Sustainable Development Recommendations for the Biden Administration

Earth in space
Wednesday, April 21, 2021

The United Nations Sustainable Development Goals (SDGs), approved in 2015 by member nations including the United States, provide a nonbinding framework for countries to improve their quality of life and environmental protection. In this month’s issue of ELR—The Environmental Law Reporter, John Dernbach and Scott Schang compile 22 authors’ expert recommendations for the Biden-Harris Administration to accomplish these Goals while also fulfilling the Administration’s key promises.

U.S. Whistleblower Law: A Key to Fighting International Fisheries Crime (Part Two)

Whistle
By Maraya Best, Associate Attorney/Attorney-Advisor for International Human Rights, Kohn, Kohn & Colapinto, and Kelsey Condon, Attorney-Advisor for Environmental Protection, Kohn, Kohn & Colapinto
Monday, April 19, 2021

Part One of this blog examined various U.S. whistleblower laws that could be applied to international fisheries crime. Part Two will continue a discussion of the Lacey Act, perhaps the most powerful whistleblower reward law addressing illegal trade in fish, wildlife, and plants. The Lacey Act makes it unlawful for any person subject to U.S. jurisdiction to import, export, transport, sell, or purchase fish, wildlife, or plants in violation of any U.S. or foreign law, including the Convention on International Trade in Endangered Species of Wild Fauna and Flora.

Navigating the Public Comment Process for the Mid-Barataria Sediment Diversion Project

Bridge over Mississippi River
By Dominic Scicchitano, Research Associate
Wednesday, April 14, 2021

The U.S. Army Corps of Engineers, New Orleans District, is seeking comment on the draft environmental impact statement (EIS) for the Mid-Barataria Sediment Diversion (MBSD) restoration project.
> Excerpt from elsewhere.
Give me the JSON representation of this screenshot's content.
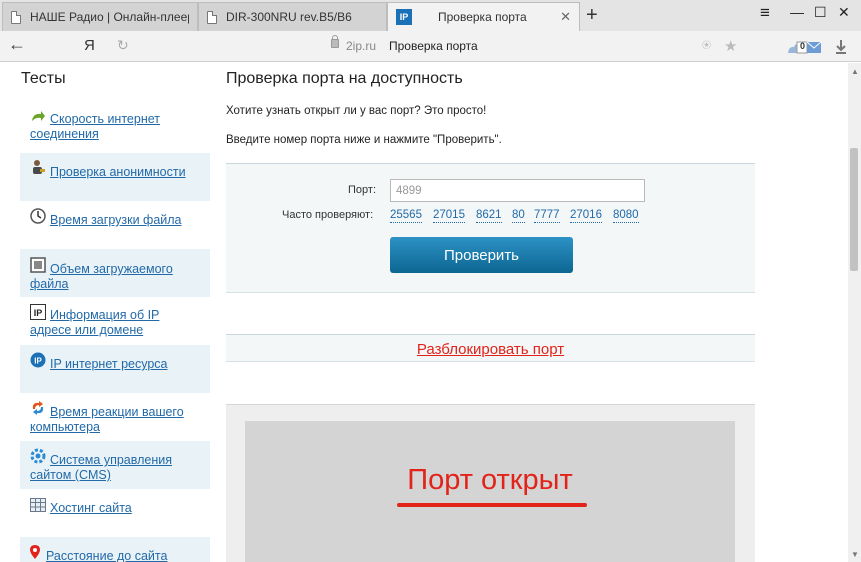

If approved, the MBSD would reconnect the Mississippi River to Louisiana’s Barataria Basin and, through the controlled release of sediment-laden freshwater from the river, allow sediment and nutrients to flow into the basin with the goal of restoring wetlands and slowing the rate of coastal land loss. (Read more about sediment diversions in our earlier blog post.)

All blog posts are the opinion of its author(s) and do not necessarily reflect the views of ELI the organization or its members.